Element data from apps and pages
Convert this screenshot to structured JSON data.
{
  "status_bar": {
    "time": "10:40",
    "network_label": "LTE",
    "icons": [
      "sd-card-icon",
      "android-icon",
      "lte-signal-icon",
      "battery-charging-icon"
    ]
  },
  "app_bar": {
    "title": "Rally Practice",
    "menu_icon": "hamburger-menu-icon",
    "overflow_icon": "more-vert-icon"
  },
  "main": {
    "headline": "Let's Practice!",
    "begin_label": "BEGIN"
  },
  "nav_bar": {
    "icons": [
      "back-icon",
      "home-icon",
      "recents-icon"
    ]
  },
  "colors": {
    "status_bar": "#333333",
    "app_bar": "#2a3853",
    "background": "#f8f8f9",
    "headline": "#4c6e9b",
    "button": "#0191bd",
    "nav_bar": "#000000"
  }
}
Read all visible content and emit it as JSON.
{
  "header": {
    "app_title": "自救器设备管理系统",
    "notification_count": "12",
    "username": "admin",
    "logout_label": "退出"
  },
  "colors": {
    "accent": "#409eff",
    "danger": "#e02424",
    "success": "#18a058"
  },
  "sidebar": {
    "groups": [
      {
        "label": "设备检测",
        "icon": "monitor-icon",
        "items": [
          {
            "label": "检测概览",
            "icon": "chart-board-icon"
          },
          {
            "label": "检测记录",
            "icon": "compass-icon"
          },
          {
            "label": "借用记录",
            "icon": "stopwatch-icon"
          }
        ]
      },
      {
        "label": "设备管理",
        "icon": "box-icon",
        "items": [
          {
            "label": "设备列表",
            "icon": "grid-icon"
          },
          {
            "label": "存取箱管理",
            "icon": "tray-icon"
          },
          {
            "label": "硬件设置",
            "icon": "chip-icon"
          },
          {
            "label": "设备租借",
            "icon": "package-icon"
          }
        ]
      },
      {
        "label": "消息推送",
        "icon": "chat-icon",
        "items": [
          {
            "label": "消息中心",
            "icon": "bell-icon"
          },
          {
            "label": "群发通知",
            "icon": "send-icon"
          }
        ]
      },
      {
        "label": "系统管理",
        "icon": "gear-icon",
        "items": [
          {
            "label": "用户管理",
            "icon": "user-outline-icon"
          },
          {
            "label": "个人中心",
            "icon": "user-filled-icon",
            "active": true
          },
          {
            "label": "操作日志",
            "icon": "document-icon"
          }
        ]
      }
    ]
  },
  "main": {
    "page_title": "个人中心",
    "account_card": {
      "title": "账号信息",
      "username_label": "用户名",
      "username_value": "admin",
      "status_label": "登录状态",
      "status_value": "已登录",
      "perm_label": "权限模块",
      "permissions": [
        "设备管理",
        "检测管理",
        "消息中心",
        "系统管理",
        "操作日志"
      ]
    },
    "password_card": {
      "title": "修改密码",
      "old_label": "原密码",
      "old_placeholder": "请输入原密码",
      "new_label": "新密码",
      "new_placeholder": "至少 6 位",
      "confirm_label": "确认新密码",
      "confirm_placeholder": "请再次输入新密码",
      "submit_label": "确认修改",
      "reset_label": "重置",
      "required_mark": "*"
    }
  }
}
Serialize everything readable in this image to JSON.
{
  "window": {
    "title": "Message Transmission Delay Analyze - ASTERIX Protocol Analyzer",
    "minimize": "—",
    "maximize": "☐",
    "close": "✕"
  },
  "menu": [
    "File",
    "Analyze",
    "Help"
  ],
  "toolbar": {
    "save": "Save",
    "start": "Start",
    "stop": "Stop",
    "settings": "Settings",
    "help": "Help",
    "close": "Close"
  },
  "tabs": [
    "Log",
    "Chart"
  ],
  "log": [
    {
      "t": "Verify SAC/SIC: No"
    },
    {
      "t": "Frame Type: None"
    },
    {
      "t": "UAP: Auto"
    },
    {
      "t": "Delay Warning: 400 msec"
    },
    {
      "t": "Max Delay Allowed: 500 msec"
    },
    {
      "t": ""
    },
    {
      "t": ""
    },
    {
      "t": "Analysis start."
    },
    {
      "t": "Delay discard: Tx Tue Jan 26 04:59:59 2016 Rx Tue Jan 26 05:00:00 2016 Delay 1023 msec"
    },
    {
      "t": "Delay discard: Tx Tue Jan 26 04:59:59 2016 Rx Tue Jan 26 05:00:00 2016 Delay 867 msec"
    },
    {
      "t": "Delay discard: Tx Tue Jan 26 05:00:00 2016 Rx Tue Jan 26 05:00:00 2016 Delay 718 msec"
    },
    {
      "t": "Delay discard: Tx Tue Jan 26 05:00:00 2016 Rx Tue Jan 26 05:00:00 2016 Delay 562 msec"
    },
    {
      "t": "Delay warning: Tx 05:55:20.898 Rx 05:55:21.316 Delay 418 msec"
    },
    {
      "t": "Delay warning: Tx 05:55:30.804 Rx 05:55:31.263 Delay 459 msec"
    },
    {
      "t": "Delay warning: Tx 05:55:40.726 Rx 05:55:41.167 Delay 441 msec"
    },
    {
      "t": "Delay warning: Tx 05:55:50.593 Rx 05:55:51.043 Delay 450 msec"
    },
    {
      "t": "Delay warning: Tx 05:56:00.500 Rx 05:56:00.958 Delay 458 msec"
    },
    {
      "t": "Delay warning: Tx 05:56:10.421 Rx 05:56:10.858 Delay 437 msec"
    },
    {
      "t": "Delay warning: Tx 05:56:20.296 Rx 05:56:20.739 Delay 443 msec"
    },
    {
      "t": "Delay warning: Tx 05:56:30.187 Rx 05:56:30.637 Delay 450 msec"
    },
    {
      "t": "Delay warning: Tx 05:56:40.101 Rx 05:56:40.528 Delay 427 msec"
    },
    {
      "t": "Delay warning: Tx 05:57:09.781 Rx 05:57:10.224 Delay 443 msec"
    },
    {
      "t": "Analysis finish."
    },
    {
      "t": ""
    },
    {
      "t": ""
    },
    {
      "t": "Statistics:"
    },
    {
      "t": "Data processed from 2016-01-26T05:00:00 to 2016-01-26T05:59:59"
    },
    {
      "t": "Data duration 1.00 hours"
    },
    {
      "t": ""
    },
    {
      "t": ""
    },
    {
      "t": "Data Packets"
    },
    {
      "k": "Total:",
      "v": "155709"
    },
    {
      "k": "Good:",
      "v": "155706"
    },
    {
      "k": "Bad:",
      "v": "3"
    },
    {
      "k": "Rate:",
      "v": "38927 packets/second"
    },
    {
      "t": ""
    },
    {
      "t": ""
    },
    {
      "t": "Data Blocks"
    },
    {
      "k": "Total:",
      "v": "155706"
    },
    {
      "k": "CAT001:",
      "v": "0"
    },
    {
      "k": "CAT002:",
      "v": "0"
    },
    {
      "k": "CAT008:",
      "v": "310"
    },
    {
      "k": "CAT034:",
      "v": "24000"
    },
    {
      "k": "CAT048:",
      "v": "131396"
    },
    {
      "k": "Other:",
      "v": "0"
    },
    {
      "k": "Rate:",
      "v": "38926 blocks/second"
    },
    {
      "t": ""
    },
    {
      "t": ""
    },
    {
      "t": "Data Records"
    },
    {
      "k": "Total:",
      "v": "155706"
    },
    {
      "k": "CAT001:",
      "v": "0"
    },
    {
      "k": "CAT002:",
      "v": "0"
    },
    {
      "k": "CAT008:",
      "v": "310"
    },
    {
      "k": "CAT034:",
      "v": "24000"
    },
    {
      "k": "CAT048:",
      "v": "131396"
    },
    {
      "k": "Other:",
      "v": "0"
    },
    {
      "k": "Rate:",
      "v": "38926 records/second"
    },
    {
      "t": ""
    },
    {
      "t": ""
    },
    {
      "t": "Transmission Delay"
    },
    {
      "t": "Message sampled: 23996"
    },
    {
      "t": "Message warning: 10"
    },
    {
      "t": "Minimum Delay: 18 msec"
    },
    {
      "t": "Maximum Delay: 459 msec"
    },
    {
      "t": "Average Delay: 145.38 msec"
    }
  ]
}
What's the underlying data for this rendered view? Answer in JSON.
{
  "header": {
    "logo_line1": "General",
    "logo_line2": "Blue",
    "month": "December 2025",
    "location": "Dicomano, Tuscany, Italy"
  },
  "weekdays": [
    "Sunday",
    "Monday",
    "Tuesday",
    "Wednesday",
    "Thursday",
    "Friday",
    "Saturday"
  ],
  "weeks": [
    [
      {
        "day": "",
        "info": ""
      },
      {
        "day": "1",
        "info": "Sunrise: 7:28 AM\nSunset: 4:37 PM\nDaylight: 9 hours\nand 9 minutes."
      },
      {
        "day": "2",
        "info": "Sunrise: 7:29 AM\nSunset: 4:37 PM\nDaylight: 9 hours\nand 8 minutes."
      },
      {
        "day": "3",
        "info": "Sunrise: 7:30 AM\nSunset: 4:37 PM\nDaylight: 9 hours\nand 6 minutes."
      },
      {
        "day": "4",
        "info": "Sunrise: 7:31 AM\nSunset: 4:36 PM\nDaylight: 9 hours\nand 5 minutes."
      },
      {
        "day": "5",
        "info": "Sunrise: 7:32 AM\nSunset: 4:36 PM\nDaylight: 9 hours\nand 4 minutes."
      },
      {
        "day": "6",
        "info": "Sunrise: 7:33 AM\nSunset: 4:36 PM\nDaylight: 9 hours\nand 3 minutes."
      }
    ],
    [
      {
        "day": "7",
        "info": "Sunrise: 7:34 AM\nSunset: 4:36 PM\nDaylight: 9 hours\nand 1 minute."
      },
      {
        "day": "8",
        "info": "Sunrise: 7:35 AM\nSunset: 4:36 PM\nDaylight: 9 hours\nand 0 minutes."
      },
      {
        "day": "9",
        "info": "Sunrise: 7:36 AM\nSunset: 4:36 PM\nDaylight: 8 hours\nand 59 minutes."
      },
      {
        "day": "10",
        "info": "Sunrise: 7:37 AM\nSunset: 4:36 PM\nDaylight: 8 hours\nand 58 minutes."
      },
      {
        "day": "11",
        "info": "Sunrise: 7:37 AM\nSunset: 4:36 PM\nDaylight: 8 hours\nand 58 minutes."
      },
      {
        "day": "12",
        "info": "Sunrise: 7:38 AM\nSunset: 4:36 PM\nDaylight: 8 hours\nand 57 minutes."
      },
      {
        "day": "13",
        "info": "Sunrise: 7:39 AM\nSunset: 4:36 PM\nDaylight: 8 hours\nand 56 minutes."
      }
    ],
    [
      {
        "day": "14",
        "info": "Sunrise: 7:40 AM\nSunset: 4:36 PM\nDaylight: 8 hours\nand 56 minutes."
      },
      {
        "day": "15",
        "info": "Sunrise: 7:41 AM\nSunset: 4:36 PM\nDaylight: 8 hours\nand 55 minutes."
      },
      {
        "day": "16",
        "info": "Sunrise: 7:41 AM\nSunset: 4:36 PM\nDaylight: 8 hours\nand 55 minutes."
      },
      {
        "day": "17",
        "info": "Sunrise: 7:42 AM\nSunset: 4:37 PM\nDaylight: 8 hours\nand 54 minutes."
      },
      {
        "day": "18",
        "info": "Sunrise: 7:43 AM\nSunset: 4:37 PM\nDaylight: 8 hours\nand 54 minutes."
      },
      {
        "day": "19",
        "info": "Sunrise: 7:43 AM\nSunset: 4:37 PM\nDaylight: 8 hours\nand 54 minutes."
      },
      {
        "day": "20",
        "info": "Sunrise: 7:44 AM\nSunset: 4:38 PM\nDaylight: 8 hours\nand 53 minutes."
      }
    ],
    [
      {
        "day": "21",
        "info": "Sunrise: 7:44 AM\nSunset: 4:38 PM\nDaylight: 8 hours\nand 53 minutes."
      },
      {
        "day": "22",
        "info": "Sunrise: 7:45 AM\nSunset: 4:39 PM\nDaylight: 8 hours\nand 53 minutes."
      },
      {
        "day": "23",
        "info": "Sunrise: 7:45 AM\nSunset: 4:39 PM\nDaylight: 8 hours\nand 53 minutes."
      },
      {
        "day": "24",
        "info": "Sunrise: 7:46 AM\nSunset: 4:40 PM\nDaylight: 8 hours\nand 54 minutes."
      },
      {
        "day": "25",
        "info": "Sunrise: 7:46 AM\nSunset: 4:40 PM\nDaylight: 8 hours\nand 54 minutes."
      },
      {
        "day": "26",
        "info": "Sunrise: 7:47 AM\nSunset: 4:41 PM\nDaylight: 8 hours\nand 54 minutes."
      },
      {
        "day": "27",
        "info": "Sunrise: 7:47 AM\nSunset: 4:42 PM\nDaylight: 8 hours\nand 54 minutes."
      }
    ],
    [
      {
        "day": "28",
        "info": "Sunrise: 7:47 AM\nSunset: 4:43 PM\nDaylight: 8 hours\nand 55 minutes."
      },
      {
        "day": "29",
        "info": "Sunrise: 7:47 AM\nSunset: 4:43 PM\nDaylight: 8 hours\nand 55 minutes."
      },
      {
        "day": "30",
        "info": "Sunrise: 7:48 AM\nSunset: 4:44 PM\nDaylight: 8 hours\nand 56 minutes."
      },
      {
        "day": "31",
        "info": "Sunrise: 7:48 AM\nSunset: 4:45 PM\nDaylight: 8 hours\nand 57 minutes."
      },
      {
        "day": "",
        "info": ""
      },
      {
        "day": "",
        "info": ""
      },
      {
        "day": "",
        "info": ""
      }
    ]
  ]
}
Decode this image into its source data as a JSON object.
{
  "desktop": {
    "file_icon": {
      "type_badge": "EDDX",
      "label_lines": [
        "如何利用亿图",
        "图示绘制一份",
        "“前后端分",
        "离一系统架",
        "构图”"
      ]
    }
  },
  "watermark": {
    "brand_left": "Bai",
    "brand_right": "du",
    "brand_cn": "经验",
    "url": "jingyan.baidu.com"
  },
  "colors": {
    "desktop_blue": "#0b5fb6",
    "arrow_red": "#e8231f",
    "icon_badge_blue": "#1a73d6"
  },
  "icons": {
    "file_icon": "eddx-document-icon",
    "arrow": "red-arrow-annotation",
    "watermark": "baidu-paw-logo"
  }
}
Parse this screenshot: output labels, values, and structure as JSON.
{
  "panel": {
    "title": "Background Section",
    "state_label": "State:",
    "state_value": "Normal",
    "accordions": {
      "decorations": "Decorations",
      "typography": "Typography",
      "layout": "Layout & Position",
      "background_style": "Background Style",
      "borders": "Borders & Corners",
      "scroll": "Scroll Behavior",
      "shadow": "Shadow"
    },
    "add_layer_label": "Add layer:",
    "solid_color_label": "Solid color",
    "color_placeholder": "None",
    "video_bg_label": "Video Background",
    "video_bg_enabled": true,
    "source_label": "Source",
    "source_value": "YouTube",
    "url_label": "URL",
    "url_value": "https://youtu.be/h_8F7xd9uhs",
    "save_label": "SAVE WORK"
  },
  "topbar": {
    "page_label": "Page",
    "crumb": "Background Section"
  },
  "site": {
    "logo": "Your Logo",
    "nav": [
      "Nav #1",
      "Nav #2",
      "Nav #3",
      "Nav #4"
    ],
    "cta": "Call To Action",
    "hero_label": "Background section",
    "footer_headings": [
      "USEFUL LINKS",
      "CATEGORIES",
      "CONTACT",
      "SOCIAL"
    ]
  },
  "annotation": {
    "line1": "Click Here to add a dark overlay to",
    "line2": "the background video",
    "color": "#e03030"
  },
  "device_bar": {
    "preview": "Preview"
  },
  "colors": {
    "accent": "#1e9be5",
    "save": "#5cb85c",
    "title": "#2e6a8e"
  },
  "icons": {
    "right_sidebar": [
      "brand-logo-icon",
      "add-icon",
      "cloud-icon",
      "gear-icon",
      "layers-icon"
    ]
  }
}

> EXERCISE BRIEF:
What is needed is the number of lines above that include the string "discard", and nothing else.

> YOUR RESPONSE:
4